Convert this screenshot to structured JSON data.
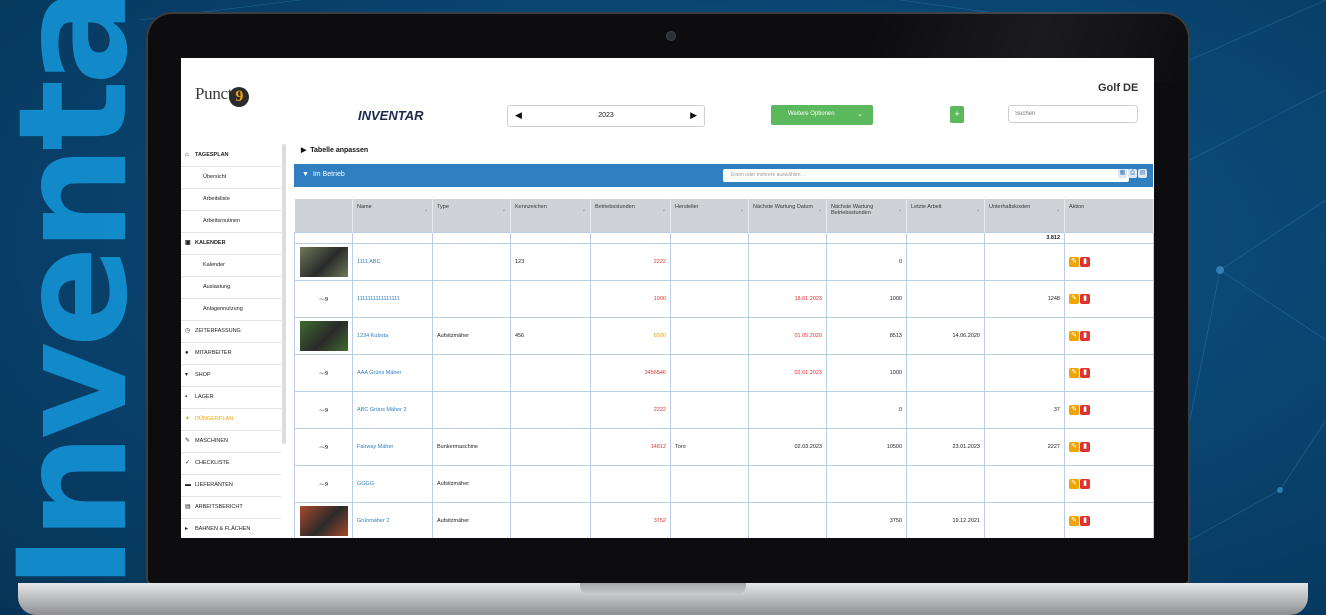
{
  "background": {
    "word": "Inventar",
    "color": "#0a4673",
    "accent": "#138fd0"
  },
  "header": {
    "logo_text": "Punct",
    "logo_nine": "9",
    "title": "INVENTAR",
    "year": "2023",
    "options_label": "Weitere Optionen",
    "add_label": "+",
    "search_placeholder": "Suchen",
    "club": "Golf DE"
  },
  "sidebar": {
    "items": [
      {
        "label": "TAGESPLAN",
        "icon": "home-icon",
        "kind": "sec"
      },
      {
        "label": "Übersicht",
        "kind": "sub"
      },
      {
        "label": "Arbeitsliste",
        "kind": "sub"
      },
      {
        "label": "Arbeitsroutinen",
        "kind": "sub"
      },
      {
        "label": "KALENDER",
        "icon": "calendar-icon",
        "kind": "sec"
      },
      {
        "label": "Kalender",
        "kind": "sub"
      },
      {
        "label": "Auslastung",
        "kind": "sub"
      },
      {
        "label": "Anlagennutzung",
        "kind": "sub"
      },
      {
        "label": "ZEITERFASSUNG",
        "icon": "clock-icon",
        "kind": "main"
      },
      {
        "label": "MITARBEITER",
        "icon": "users-icon",
        "kind": "main"
      },
      {
        "label": "SHOP",
        "icon": "cart-icon",
        "kind": "main"
      },
      {
        "label": "LAGER",
        "icon": "boxes-icon",
        "kind": "main"
      },
      {
        "label": "DÜNGERPLAN",
        "icon": "leaf-icon",
        "kind": "main",
        "active": true
      },
      {
        "label": "MASCHINEN",
        "icon": "wrench-icon",
        "kind": "main"
      },
      {
        "label": "CHECKLISTE",
        "icon": "check-icon",
        "kind": "main"
      },
      {
        "label": "LIEFERANTEN",
        "icon": "truck-icon",
        "kind": "main"
      },
      {
        "label": "ARBEITSBERICHT",
        "icon": "report-icon",
        "kind": "main"
      },
      {
        "label": "BAHNEN & FLÄCHEN",
        "icon": "flag-icon",
        "kind": "main"
      }
    ]
  },
  "main": {
    "customize_label": "Tabelle anpassen",
    "group_label": "Im Betrieb",
    "group_select_placeholder": "Einen oder mehrere auswählen ...",
    "columns": [
      "",
      "Name",
      "Type",
      "Kennzeichen",
      "Betriebsstunden",
      "Hersteller",
      "Nächste Wartung Datum",
      "Nächste Wartung Betriebsstunden",
      "Letzte Arbeit",
      "Unterhaltskosten",
      "Aktion"
    ],
    "sum_row": {
      "unterhaltskosten": "3.812"
    },
    "rows": [
      {
        "image": "photo",
        "name": "1111 ABC",
        "type": "",
        "kennzeichen": "123",
        "betriebsstunden": "2222",
        "bs_color": "red",
        "hersteller": "",
        "wartung_datum": "",
        "wd_color": "",
        "wartung_bs": "0",
        "letzte_arbeit": "",
        "kosten": ""
      },
      {
        "image": "logo",
        "name": "1111111111111111",
        "type": "",
        "kennzeichen": "",
        "betriebsstunden": "1900",
        "bs_color": "red",
        "hersteller": "",
        "wartung_datum": "18.01.2023",
        "wd_color": "red",
        "wartung_bs": "1000",
        "letzte_arbeit": "",
        "kosten": "1248"
      },
      {
        "image": "photo",
        "name": "1234 Kubota",
        "type": "Aufsitzmäher",
        "kennzeichen": "456",
        "betriebsstunden": "8500",
        "bs_color": "orange",
        "hersteller": "",
        "wartung_datum": "01.05.2020",
        "wd_color": "red",
        "wartung_bs": "8513",
        "letzte_arbeit": "14.06.2020",
        "kosten": ""
      },
      {
        "image": "logo",
        "name": "AAA Grüns Mäher",
        "type": "",
        "kennzeichen": "",
        "betriebsstunden": "3456546",
        "bs_color": "red",
        "hersteller": "",
        "wartung_datum": "02.01.2023",
        "wd_color": "red",
        "wartung_bs": "1000",
        "letzte_arbeit": "",
        "kosten": ""
      },
      {
        "image": "logo",
        "name": "ABC Grüns Mäher 2",
        "type": "",
        "kennzeichen": "",
        "betriebsstunden": "2222",
        "bs_color": "red",
        "hersteller": "",
        "wartung_datum": "",
        "wd_color": "",
        "wartung_bs": "0",
        "letzte_arbeit": "",
        "kosten": "37"
      },
      {
        "image": "logo",
        "name": "Fairway Mäher",
        "type": "Bunkermaschine",
        "kennzeichen": "",
        "betriebsstunden": "14812",
        "bs_color": "red",
        "hersteller": "Toro",
        "wartung_datum": "02.03.2023",
        "wd_color": "",
        "wartung_bs": "10500",
        "letzte_arbeit": "23.01.2023",
        "kosten": "2227"
      },
      {
        "image": "logo",
        "name": "GGGG",
        "type": "Aufsitzmäher",
        "kennzeichen": "",
        "betriebsstunden": "",
        "bs_color": "",
        "hersteller": "",
        "wartung_datum": "",
        "wd_color": "",
        "wartung_bs": "",
        "letzte_arbeit": "",
        "kosten": ""
      },
      {
        "image": "photo",
        "name": "Grünmäher 2",
        "type": "Aufsitzmäher",
        "kennzeichen": "",
        "betriebsstunden": "3752",
        "bs_color": "red",
        "hersteller": "",
        "wartung_datum": "",
        "wd_color": "",
        "wartung_bs": "3750",
        "letzte_arbeit": "19.12.2021",
        "kosten": ""
      }
    ]
  }
}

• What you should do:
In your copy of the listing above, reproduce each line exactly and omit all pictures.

• Output for this task:
Convert this screenshot to structured JSON data.
{
  "background": {
    "word": "Inventar",
    "color": "#0a4673",
    "accent": "#138fd0"
  },
  "header": {
    "logo_text": "Punct",
    "logo_nine": "9",
    "title": "INVENTAR",
    "year": "2023",
    "options_label": "Weitere Optionen",
    "add_label": "+",
    "search_placeholder": "Suchen",
    "club": "Golf DE"
  },
  "sidebar": {
    "items": [
      {
        "label": "TAGESPLAN",
        "icon": "home-icon",
        "kind": "sec"
      },
      {
        "label": "Übersicht",
        "kind": "sub"
      },
      {
        "label": "Arbeitsliste",
        "kind": "sub"
      },
      {
        "label": "Arbeitsroutinen",
        "kind": "sub"
      },
      {
        "label": "KALENDER",
        "icon": "calendar-icon",
        "kind": "sec"
      },
      {
        "label": "Kalender",
        "kind": "sub"
      },
      {
        "label": "Auslastung",
        "kind": "sub"
      },
      {
        "label": "Anlagennutzung",
        "kind": "sub"
      },
      {
        "label": "ZEITERFASSUNG",
        "icon": "clock-icon",
        "kind": "main"
      },
      {
        "label": "MITARBEITER",
        "icon": "users-icon",
        "kind": "main"
      },
      {
        "label": "SHOP",
        "icon": "cart-icon",
        "kind": "main"
      },
      {
        "label": "LAGER",
        "icon": "boxes-icon",
        "kind": "main"
      },
      {
        "label": "DÜNGERPLAN",
        "icon": "leaf-icon",
        "kind": "main",
        "active": true
      },
      {
        "label": "MASCHINEN",
        "icon": "wrench-icon",
        "kind": "main"
      },
      {
        "label": "CHECKLISTE",
        "icon": "check-icon",
        "kind": "main"
      },
      {
        "label": "LIEFERANTEN",
        "icon": "truck-icon",
        "kind": "main"
      },
      {
        "label": "ARBEITSBERICHT",
        "icon": "report-icon",
        "kind": "main"
      },
      {
        "label": "BAHNEN & FLÄCHEN",
        "icon": "flag-icon",
        "kind": "main"
      }
    ]
  },
  "main": {
    "customize_label": "Tabelle anpassen",
    "group_label": "Im Betrieb",
    "group_select_placeholder": "Einen oder mehrere auswählen ...",
    "columns": [
      "",
      "Name",
      "Type",
      "Kennzeichen",
      "Betriebsstunden",
      "Hersteller",
      "Nächste Wartung Datum",
      "Nächste Wartung Betriebsstunden",
      "Letzte Arbeit",
      "Unterhaltskosten",
      "Aktion"
    ],
    "sum_row": {
      "unterhaltskosten": "3.812"
    },
    "rows": [
      {
        "image": "photo",
        "name": "1111 ABC",
        "type": "",
        "kennzeichen": "123",
        "betriebsstunden": "2222",
        "bs_color": "red",
        "hersteller": "",
        "wartung_datum": "",
        "wd_color": "",
        "wartung_bs": "0",
        "letzte_arbeit": "",
        "kosten": ""
      },
      {
        "image": "logo",
        "name": "1111111111111111",
        "type": "",
        "kennzeichen": "",
        "betriebsstunden": "1900",
        "bs_color": "red",
        "hersteller": "",
        "wartung_datum": "18.01.2023",
        "wd_color": "red",
        "wartung_bs": "1000",
        "letzte_arbeit": "",
        "kosten": "1248"
      },
      {
        "image": "photo",
        "name": "1234 Kubota",
        "type": "Aufsitzmäher",
        "kennzeichen": "456",
        "betriebsstunden": "8500",
        "bs_color": "orange",
        "hersteller": "",
        "wartung_datum": "01.05.2020",
        "wd_color": "red",
        "wartung_bs": "8513",
        "letzte_arbeit": "14.06.2020",
        "kosten": ""
      },
      {
        "image": "logo",
        "name": "AAA Grüns Mäher",
        "type": "",
        "kennzeichen": "",
        "betriebsstunden": "3456546",
        "bs_color": "red",
        "hersteller": "",
        "wartung_datum": "02.01.2023",
        "wd_color": "red",
        "wartung_bs": "1000",
        "letzte_arbeit": "",
        "kosten": ""
      },
      {
        "image": "logo",
        "name": "ABC Grüns Mäher 2",
        "type": "",
        "kennzeichen": "",
        "betriebsstunden": "2222",
        "bs_color": "red",
        "hersteller": "",
        "wartung_datum": "",
        "wd_color": "",
        "wartung_bs": "0",
        "letzte_arbeit": "",
        "kosten": "37"
      },
      {
        "image": "logo",
        "name": "Fairway Mäher",
        "type": "Bunkermaschine",
        "kennzeichen": "",
        "betriebsstunden": "14812",
        "bs_color": "red",
        "hersteller": "Toro",
        "wartung_datum": "02.03.2023",
        "wd_color": "",
        "wartung_bs": "10500",
        "letzte_arbeit": "23.01.2023",
        "kosten": "2227"
      },
      {
        "image": "logo",
        "name": "GGGG",
        "type": "Aufsitzmäher",
        "kennzeichen": "",
        "betriebsstunden": "",
        "bs_color": "",
        "hersteller": "",
        "wartung_datum": "",
        "wd_color": "",
        "wartung_bs": "",
        "letzte_arbeit": "",
        "kosten": ""
      },
      {
        "image": "photo",
        "name": "Grünmäher 2",
        "type": "Aufsitzmäher",
        "kennzeichen": "",
        "betriebsstunden": "3752",
        "bs_color": "red",
        "hersteller": "",
        "wartung_datum": "",
        "wd_color": "",
        "wartung_bs": "3750",
        "letzte_arbeit": "19.12.2021",
        "kosten": ""
      }
    ]
  }
}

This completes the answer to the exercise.